[App and web page records]

☆ ☆ ☆ ☆ ☆

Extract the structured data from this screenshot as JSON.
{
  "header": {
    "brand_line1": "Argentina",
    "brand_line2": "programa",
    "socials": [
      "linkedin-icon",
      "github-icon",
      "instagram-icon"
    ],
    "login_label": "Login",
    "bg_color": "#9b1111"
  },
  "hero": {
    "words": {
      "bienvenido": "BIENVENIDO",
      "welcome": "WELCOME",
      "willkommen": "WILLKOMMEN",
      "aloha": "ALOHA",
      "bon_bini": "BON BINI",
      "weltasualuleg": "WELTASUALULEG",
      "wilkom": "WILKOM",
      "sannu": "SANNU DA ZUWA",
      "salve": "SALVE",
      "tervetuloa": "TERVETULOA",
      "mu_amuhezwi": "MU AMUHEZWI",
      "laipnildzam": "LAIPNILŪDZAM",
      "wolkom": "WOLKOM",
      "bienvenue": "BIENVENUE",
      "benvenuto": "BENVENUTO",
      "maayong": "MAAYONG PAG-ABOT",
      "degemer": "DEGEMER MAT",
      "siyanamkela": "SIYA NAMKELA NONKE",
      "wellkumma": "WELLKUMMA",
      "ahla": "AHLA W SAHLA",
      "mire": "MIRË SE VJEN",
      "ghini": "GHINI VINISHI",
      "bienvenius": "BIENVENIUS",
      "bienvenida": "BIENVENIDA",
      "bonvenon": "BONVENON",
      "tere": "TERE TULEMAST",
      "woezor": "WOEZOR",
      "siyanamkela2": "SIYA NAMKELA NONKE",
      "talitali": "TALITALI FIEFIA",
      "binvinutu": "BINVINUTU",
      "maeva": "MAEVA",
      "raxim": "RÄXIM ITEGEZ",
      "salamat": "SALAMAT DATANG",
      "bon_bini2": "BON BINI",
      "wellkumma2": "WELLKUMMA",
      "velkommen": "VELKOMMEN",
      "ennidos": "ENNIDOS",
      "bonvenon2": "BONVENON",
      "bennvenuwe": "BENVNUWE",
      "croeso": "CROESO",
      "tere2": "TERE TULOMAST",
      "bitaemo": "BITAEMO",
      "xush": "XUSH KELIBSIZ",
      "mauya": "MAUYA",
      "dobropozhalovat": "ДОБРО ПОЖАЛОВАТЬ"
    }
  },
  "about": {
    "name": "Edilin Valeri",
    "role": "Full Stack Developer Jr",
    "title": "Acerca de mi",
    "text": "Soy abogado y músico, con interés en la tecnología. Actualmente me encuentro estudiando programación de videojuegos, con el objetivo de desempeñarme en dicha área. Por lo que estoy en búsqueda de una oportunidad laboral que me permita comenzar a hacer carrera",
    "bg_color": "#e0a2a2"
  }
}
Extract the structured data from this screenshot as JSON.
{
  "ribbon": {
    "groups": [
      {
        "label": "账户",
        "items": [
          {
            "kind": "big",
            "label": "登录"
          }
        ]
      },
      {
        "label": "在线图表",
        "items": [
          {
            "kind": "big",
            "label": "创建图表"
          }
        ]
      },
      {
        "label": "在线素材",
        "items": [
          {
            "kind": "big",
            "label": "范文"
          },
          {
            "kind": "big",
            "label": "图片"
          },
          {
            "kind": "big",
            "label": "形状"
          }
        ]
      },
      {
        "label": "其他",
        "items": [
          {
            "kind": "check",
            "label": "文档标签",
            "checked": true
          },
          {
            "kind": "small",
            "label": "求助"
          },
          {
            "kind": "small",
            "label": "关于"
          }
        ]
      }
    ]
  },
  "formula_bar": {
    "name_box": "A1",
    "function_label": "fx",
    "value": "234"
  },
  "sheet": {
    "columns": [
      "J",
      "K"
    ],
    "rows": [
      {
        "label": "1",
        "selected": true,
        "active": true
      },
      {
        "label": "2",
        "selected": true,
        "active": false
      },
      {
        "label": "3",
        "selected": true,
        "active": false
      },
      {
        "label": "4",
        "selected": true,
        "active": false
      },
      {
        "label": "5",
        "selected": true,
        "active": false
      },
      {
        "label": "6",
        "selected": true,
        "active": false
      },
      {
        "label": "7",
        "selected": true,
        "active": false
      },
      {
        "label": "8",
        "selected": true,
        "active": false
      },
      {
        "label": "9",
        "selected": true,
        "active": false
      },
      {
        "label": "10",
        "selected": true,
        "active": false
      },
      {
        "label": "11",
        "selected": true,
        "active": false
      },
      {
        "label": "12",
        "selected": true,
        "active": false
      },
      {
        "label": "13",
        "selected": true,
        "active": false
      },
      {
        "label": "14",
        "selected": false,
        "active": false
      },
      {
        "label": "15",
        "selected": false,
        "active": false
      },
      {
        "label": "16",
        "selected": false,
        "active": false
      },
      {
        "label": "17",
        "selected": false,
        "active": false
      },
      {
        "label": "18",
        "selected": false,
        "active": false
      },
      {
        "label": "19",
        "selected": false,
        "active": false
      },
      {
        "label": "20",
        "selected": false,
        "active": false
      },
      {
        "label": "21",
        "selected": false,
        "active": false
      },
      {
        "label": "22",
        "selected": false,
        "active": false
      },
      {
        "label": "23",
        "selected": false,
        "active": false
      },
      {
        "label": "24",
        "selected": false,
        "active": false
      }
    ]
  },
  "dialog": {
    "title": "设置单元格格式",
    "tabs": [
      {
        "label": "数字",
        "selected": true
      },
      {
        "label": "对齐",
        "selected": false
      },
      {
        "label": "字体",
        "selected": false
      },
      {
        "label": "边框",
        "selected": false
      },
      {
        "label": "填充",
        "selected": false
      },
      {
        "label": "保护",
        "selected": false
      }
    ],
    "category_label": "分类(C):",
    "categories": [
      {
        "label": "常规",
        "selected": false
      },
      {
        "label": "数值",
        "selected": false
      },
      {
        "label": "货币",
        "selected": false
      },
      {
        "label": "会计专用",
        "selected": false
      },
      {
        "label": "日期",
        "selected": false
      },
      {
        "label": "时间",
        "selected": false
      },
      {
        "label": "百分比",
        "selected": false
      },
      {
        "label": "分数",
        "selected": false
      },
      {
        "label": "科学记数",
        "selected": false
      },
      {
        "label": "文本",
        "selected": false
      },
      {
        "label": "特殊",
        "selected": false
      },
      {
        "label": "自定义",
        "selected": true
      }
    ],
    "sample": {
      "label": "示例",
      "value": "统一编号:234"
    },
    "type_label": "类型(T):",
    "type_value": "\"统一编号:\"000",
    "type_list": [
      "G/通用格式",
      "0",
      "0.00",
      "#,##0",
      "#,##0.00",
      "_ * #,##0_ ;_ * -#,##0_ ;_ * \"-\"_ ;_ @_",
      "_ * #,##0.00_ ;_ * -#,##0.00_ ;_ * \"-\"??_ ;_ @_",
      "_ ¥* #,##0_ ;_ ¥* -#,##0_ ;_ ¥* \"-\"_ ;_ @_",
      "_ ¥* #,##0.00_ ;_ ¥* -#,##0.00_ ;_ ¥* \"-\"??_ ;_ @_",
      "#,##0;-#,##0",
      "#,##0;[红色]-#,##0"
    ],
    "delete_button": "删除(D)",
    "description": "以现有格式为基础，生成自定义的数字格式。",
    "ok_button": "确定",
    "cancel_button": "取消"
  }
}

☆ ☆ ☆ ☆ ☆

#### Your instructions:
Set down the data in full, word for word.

#### Task solution:
Extract the structured data from this screenshot as JSON.
{
  "header": {
    "brand_line1": "Argentina",
    "brand_line2": "programa",
    "socials": [
      "linkedin-icon",
      "github-icon",
      "instagram-icon"
    ],
    "login_label": "Login",
    "bg_color": "#9b1111"
  },
  "hero": {
    "words": {
      "bienvenido": "BIENVENIDO",
      "welcome": "WELCOME",
      "willkommen": "WILLKOMMEN",
      "aloha": "ALOHA",
      "bon_bini": "BON BINI",
      "weltasualuleg": "WELTASUALULEG",
      "wilkom": "WILKOM",
      "sannu": "SANNU DA ZUWA",
      "salve": "SALVE",
      "tervetuloa": "TERVETULOA",
      "mu_amuhezwi": "MU AMUHEZWI",
      "laipnildzam": "LAIPNILŪDZAM",
      "wolkom": "WOLKOM",
      "bienvenue": "BIENVENUE",
      "benvenuto": "BENVENUTO",
      "maayong": "MAAYONG PAG-ABOT",
      "degemer": "DEGEMER MAT",
      "siyanamkela": "SIYA NAMKELA NONKE",
      "wellkumma": "WELLKUMMA",
      "ahla": "AHLA W SAHLA",
      "mire": "MIRË SE VJEN",
      "ghini": "GHINI VINISHI",
      "bienvenius": "BIENVENIUS",
      "bienvenida": "BIENVENIDA",
      "bonvenon": "BONVENON",
      "tere": "TERE TULEMAST",
      "woezor": "WOEZOR",
      "siyanamkela2": "SIYA NAMKELA NONKE",
      "talitali": "TALITALI FIEFIA",
      "binvinutu": "BINVINUTU",
      "maeva": "MAEVA",
      "raxim": "RÄXIM ITEGEZ",
      "salamat": "SALAMAT DATANG",
      "bon_bini2": "BON BINI",
      "wellkumma2": "WELLKUMMA",
      "velkommen": "VELKOMMEN",
      "ennidos": "ENNIDOS",
      "bonvenon2": "BONVENON",
      "bennvenuwe": "BENVNUWE",
      "croeso": "CROESO",
      "tere2": "TERE TULOMAST",
      "bitaemo": "BITAEMO",
      "xush": "XUSH KELIBSIZ",
      "mauya": "MAUYA",
      "dobropozhalovat": "ДОБРО ПОЖАЛОВАТЬ"
    }
  },
  "about": {
    "name": "Edilin Valeri",
    "role": "Full Stack Developer Jr",
    "title": "Acerca de mi",
    "text": "Soy abogado y músico, con interés en la tecnología. Actualmente me encuentro estudiando programación de videojuegos, con el objetivo de desempeñarme en dicha área. Por lo que estoy en búsqueda de una oportunidad laboral que me permita comenzar a hacer carrera",
    "bg_color": "#e0a2a2"
  }
}
Extract the structured data from this screenshot as JSON.
{
  "ribbon": {
    "groups": [
      {
        "label": "账户",
        "items": [
          {
            "kind": "big",
            "label": "登录"
          }
        ]
      },
      {
        "label": "在线图表",
        "items": [
          {
            "kind": "big",
            "label": "创建图表"
          }
        ]
      },
      {
        "label": "在线素材",
        "items": [
          {
            "kind": "big",
            "label": "范文"
          },
          {
            "kind": "big",
            "label": "图片"
          },
          {
            "kind": "big",
            "label": "形状"
          }
        ]
      },
      {
        "label": "其他",
        "items": [
          {
            "kind": "check",
            "label": "文档标签",
            "checked": true
          },
          {
            "kind": "small",
            "label": "求助"
          },
          {
            "kind": "small",
            "label": "关于"
          }
        ]
      }
    ]
  },
  "formula_bar": {
    "name_box": "A1",
    "function_label": "fx",
    "value": "234"
  },
  "sheet": {
    "columns": [
      "J",
      "K"
    ],
    "rows": [
      {
        "label": "1",
        "selected": true,
        "active": true
      },
      {
        "label": "2",
        "selected": true,
        "active": false
      },
      {
        "label": "3",
        "selected": true,
        "active": false
      },
      {
        "label": "4",
        "selected": true,
        "active": false
      },
      {
        "label": "5",
        "selected": true,
        "active": false
      },
      {
        "label": "6",
        "selected": true,
        "active": false
      },
      {
        "label": "7",
        "selected": true,
        "active": false
      },
      {
        "label": "8",
        "selected": true,
        "active": false
      },
      {
        "label": "9",
        "selected": true,
        "active": false
      },
      {
        "label": "10",
        "selected": true,
        "active": false
      },
      {
        "label": "11",
        "selected": true,
        "active": false
      },
      {
        "label": "12",
        "selected": true,
        "active": false
      },
      {
        "label": "13",
        "selected": true,
        "active": false
      },
      {
        "label": "14",
        "selected": false,
        "active": false
      },
      {
        "label": "15",
        "selected": false,
        "active": false
      },
      {
        "label": "16",
        "selected": false,
        "active": false
      },
      {
        "label": "17",
        "selected": false,
        "active": false
      },
      {
        "label": "18",
        "selected": false,
        "active": false
      },
      {
        "label": "19",
        "selected": false,
        "active": false
      },
      {
        "label": "20",
        "selected": false,
        "active": false
      },
      {
        "label": "21",
        "selected": false,
        "active": false
      },
      {
        "label": "22",
        "selected": false,
        "active": false
      },
      {
        "label": "23",
        "selected": false,
        "active": false
      },
      {
        "label": "24",
        "selected": false,
        "active": false
      }
    ]
  },
  "dialog": {
    "title": "设置单元格格式",
    "tabs": [
      {
        "label": "数字",
        "selected": true
      },
      {
        "label": "对齐",
        "selected": false
      },
      {
        "label": "字体",
        "selected": false
      },
      {
        "label": "边框",
        "selected": false
      },
      {
        "label": "填充",
        "selected": false
      },
      {
        "label": "保护",
        "selected": false
      }
    ],
    "category_label": "分类(C):",
    "categories": [
      {
        "label": "常规",
        "selected": false
      },
      {
        "label": "数值",
        "selected": false
      },
      {
        "label": "货币",
        "selected": false
      },
      {
        "label": "会计专用",
        "selected": false
      },
      {
        "label": "日期",
        "selected": false
      },
      {
        "label": "时间",
        "selected": false
      },
      {
        "label": "百分比",
        "selected": false
      },
      {
        "label": "分数",
        "selected": false
      },
      {
        "label": "科学记数",
        "selected": false
      },
      {
        "label": "文本",
        "selected": false
      },
      {
        "label": "特殊",
        "selected": false
      },
      {
        "label": "自定义",
        "selected": true
      }
    ],
    "sample": {
      "label": "示例",
      "value": "统一编号:234"
    },
    "type_label": "类型(T):",
    "type_value": "\"统一编号:\"000",
    "type_list": [
      "G/通用格式",
      "0",
      "0.00",
      "#,##0",
      "#,##0.00",
      "_ * #,##0_ ;_ * -#,##0_ ;_ * \"-\"_ ;_ @_",
      "_ * #,##0.00_ ;_ * -#,##0.00_ ;_ * \"-\"??_ ;_ @_",
      "_ ¥* #,##0_ ;_ ¥* -#,##0_ ;_ ¥* \"-\"_ ;_ @_",
      "_ ¥* #,##0.00_ ;_ ¥* -#,##0.00_ ;_ ¥* \"-\"??_ ;_ @_",
      "#,##0;-#,##0",
      "#,##0;[红色]-#,##0"
    ],
    "delete_button": "删除(D)",
    "description": "以现有格式为基础，生成自定义的数字格式。",
    "ok_button": "确定",
    "cancel_button": "取消"
  }
}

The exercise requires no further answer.